### THE INPUT ###

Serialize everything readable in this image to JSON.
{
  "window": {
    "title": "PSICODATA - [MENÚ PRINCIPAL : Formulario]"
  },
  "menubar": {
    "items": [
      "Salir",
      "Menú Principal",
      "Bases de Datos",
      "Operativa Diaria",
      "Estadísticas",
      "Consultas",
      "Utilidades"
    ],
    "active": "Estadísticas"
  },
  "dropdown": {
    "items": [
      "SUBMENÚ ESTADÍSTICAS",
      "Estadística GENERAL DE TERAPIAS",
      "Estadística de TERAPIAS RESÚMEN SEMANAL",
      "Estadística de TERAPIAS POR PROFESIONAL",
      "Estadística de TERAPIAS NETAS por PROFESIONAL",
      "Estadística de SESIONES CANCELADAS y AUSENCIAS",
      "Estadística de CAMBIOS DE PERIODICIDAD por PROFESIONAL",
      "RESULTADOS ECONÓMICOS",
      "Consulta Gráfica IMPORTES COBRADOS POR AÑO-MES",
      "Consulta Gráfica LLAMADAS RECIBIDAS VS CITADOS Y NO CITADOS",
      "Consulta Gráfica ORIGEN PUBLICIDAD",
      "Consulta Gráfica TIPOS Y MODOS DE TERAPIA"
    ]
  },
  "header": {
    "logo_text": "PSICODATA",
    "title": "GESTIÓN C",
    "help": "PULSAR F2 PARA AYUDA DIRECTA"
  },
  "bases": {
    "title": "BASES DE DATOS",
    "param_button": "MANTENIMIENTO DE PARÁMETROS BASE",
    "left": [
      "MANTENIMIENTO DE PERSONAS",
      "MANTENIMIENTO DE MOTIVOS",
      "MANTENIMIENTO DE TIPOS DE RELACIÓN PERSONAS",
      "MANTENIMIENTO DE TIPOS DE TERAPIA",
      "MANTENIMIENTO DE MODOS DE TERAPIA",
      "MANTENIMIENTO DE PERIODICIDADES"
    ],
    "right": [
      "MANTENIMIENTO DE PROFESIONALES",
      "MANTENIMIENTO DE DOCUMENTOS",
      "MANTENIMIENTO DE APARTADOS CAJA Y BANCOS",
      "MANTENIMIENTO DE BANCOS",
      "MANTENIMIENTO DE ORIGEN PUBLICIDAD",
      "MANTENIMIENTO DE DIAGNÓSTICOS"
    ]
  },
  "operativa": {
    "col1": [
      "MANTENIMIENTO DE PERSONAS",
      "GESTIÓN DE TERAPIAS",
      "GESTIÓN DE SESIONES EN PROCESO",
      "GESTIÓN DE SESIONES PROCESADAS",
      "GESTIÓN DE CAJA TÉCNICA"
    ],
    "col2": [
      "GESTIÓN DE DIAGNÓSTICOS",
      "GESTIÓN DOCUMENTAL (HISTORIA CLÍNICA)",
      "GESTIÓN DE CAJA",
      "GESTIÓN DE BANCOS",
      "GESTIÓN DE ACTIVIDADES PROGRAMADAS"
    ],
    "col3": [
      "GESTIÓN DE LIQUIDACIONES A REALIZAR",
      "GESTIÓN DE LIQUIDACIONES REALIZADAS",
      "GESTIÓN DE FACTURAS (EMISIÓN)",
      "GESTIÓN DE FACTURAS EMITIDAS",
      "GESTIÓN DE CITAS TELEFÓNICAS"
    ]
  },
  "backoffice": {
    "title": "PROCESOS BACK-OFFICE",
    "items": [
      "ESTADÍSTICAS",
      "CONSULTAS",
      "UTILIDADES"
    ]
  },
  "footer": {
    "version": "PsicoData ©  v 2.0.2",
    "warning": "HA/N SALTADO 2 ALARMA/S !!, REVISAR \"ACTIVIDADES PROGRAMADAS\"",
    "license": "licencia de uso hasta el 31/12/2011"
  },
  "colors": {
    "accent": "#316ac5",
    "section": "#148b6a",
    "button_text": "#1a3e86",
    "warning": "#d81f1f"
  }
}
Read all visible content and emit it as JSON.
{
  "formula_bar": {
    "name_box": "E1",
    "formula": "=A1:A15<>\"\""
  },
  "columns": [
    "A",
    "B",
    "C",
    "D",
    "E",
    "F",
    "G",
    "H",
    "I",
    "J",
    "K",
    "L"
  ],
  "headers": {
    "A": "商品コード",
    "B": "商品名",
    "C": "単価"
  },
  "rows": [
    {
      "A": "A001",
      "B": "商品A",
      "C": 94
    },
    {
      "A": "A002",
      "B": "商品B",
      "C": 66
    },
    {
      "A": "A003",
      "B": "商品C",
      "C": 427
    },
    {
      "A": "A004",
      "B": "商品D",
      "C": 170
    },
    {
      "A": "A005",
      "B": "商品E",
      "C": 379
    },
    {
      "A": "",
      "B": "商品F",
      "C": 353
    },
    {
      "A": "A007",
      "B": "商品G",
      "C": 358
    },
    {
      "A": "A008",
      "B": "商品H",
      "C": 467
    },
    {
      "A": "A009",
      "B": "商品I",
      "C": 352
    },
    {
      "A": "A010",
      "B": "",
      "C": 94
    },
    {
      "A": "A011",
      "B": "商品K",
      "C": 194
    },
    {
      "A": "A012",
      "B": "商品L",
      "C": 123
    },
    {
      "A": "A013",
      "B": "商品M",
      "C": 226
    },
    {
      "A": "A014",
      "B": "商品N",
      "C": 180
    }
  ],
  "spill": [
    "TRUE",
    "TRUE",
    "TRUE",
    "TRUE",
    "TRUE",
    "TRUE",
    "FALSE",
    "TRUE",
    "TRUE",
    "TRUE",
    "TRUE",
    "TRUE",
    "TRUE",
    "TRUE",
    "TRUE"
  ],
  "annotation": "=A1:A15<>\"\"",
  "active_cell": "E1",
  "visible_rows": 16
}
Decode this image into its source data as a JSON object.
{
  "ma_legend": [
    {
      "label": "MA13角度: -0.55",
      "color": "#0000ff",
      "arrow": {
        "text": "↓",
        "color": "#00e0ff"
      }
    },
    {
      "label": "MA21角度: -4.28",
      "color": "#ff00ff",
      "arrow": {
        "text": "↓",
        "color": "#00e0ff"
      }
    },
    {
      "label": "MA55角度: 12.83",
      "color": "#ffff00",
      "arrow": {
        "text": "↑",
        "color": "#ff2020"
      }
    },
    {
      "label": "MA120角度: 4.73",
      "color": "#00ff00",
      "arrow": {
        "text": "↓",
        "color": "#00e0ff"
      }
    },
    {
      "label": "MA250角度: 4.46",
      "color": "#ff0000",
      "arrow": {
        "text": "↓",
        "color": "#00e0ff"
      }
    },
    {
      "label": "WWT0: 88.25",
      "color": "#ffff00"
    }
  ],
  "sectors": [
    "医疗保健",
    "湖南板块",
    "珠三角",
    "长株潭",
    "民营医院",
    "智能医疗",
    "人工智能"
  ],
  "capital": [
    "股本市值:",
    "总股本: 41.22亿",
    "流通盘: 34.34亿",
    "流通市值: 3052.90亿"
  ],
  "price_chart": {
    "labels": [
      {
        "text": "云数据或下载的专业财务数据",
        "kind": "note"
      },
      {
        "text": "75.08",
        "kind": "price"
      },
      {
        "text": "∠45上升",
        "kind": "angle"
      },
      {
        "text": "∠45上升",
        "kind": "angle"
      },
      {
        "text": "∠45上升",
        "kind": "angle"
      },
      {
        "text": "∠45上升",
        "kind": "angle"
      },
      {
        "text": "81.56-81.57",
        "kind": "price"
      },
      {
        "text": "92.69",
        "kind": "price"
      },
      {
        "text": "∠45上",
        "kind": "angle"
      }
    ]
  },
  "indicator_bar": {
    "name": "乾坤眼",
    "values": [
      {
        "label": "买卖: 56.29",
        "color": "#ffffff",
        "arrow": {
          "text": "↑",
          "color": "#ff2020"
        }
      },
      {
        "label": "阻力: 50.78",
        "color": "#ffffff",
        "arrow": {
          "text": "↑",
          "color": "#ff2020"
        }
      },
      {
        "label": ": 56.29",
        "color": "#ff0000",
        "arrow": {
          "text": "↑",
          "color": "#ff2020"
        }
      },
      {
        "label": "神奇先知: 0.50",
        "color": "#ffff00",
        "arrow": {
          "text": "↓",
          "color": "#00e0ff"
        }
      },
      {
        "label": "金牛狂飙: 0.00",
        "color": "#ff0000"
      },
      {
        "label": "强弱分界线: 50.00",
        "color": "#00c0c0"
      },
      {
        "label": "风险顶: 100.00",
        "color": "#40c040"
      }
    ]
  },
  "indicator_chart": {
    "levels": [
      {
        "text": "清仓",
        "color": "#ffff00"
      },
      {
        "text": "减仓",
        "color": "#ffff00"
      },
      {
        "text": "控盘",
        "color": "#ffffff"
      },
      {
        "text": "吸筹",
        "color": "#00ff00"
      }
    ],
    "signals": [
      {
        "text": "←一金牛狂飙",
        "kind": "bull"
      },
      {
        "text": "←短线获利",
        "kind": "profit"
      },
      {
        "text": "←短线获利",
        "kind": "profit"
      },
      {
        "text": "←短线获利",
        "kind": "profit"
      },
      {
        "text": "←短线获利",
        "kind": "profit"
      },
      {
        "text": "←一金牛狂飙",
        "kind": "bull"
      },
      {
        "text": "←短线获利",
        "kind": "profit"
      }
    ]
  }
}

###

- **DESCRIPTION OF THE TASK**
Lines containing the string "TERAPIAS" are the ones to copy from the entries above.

- **ANSWER FOR THIS EXERCISE**
      "Estadística GENERAL DE TERAPIAS",
      "Estadística de TERAPIAS RESÚMEN SEMANAL",
      "Estadística de TERAPIAS POR PROFESIONAL",
      "Estadística de TERAPIAS NETAS por PROFESIONAL",
      "GESTIÓN DE TERAPIAS",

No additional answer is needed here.